Megacity 1 is well imagined – its giant skyscrapers look both futuristic and contemporary. The vehicles, other than the Judge’s sleek bikes and CCTV drone planes, look very ordinary. This may be down to budget restraints but it gives the fascistic judges an air of decadence that others can only aspire to.
Psi-Cop, rookie Judge Anderson is a great counterweight to Dredd, and Olivia Thirbly plays her well, driven steadily to violence by the violence that surrounds her. Her Humanism and sometimes-spirited defiance of Dredd’s instructions works very well. The film is not without a dark sly sense of humour too.
Lena Headley’s Ma-Ma is a terrific villain, utterly selfish and cruel.
Dredd’s casual dispatching of villains, including women and in one instance, children trying to be grown up by trying to kill him, gives him an air of monstrousness the Stallone movie would never have dared for.

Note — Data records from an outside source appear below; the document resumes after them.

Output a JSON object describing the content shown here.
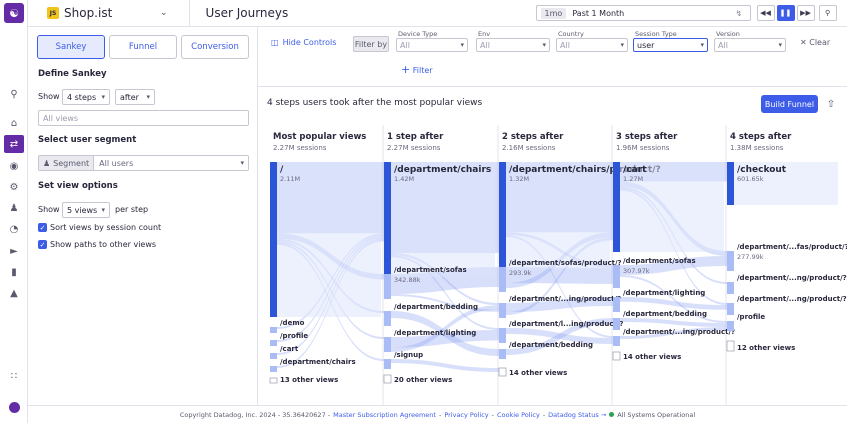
{
  "nav": {
    "logo_icon": "datadog-logo",
    "rail_icons": [
      "search-icon",
      "home-icon",
      "journeys-icon",
      "watchdog-icon",
      "settings-icon",
      "users-icon",
      "chart-pie-icon",
      "play-icon",
      "bar-chart-icon",
      "area-chart-icon",
      "grid-icon",
      "avatar"
    ]
  },
  "header": {
    "app_badge": "JS",
    "app_name": "Shop.ist",
    "page_title": "User Journeys",
    "time_chip": "1mo",
    "time_label": "Past 1 Month"
  },
  "left": {
    "tabs": [
      "Sankey",
      "Funnel",
      "Conversion"
    ],
    "define_title": "Define Sankey",
    "show_label": "Show",
    "steps_value": "4 steps",
    "direction_value": "after",
    "views_placeholder": "All views",
    "segment_title": "Select user segment",
    "segment_chip": "Segment",
    "segment_value": "All users",
    "options_title": "Set view options",
    "show2_label": "Show",
    "views_count": "5 views",
    "per_step": "per step",
    "sort_label": "Sort views by session count",
    "paths_label": "Show paths to other views"
  },
  "filters": {
    "hide_controls": "Hide Controls",
    "filter_by": "Filter by",
    "items": [
      {
        "label": "Device Type",
        "value": "All"
      },
      {
        "label": "Env",
        "value": "All"
      },
      {
        "label": "Country",
        "value": "All"
      },
      {
        "label": "Session Type",
        "value": "user"
      },
      {
        "label": "Version",
        "value": "All"
      }
    ],
    "clear": "Clear",
    "add_filter": "Filter"
  },
  "viz": {
    "headline": "4 steps users took after the most popular views",
    "build_funnel": "Build Funnel"
  },
  "sankey": {
    "columns": [
      {
        "title": "Most popular views",
        "sessions": "2.27M sessions"
      },
      {
        "title": "1 step after",
        "sessions": "2.27M sessions"
      },
      {
        "title": "2 steps after",
        "sessions": "2.16M sessions"
      },
      {
        "title": "3 steps after",
        "sessions": "1.96M sessions"
      },
      {
        "title": "4 steps after",
        "sessions": "1.38M sessions"
      }
    ],
    "nodes": [
      [
        {
          "label": "/",
          "count": "2.11M"
        },
        {
          "label": "/demo"
        },
        {
          "label": "/profile"
        },
        {
          "label": "/cart"
        },
        {
          "label": "/department/chairs"
        },
        {
          "label": "13 other views"
        }
      ],
      [
        {
          "label": "/department/chairs",
          "count": "1.42M"
        },
        {
          "label": "/department/sofas",
          "count": "342.88k"
        },
        {
          "label": "/department/bedding"
        },
        {
          "label": "/department/lighting"
        },
        {
          "label": "/signup"
        },
        {
          "label": "20 other views"
        }
      ],
      [
        {
          "label": "/department/chairs/p roduct/?",
          "count": "1.32M"
        },
        {
          "label": "/department/sofas/product/?",
          "count": "293.9k"
        },
        {
          "label": "/department/...ing/product/?"
        },
        {
          "label": "/department/l...ing/product/?"
        },
        {
          "label": "/department/bedding"
        },
        {
          "label": "14 other views"
        }
      ],
      [
        {
          "label": "/cart",
          "count": "1.27M"
        },
        {
          "label": "/department/sofas",
          "count": "307.97k"
        },
        {
          "label": "/department/lighting"
        },
        {
          "label": "/department/bedding"
        },
        {
          "label": "/department/...ing/product/?"
        },
        {
          "label": "14 other views"
        }
      ],
      [
        {
          "label": "/checkout",
          "count": "601.65k"
        },
        {
          "label": "/department/...fas/product/?",
          "count": "277.99k"
        },
        {
          "label": "/department/...ng/product/?"
        },
        {
          "label": "/department/...ng/product/?"
        },
        {
          "label": "/profile"
        },
        {
          "label": "12 other views"
        }
      ]
    ]
  },
  "footer": {
    "copyright": "Copyright Datadog, Inc. 2024 - 35.36420627 -",
    "links": [
      "Master Subscription Agreement",
      "Privacy Policy",
      "Cookie Policy",
      "Datadog Status →"
    ],
    "status": "All Systems Operational"
  }
}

The action largely being confined within one vast city block after the opening road chase, makes the film inevitably similar to The Raid, a Malaysian martial arts movie about cops trapped in a high rise building populated by drug dealers, assassins and bent cops. I have also reviewed that excellent film. Dredd still never forgets to be about JD and Anderson though – and sequels sound likely. The Stallone turkey can now rest in the oblivion it deserves – the fans have a cinematic Dredd they can love at last.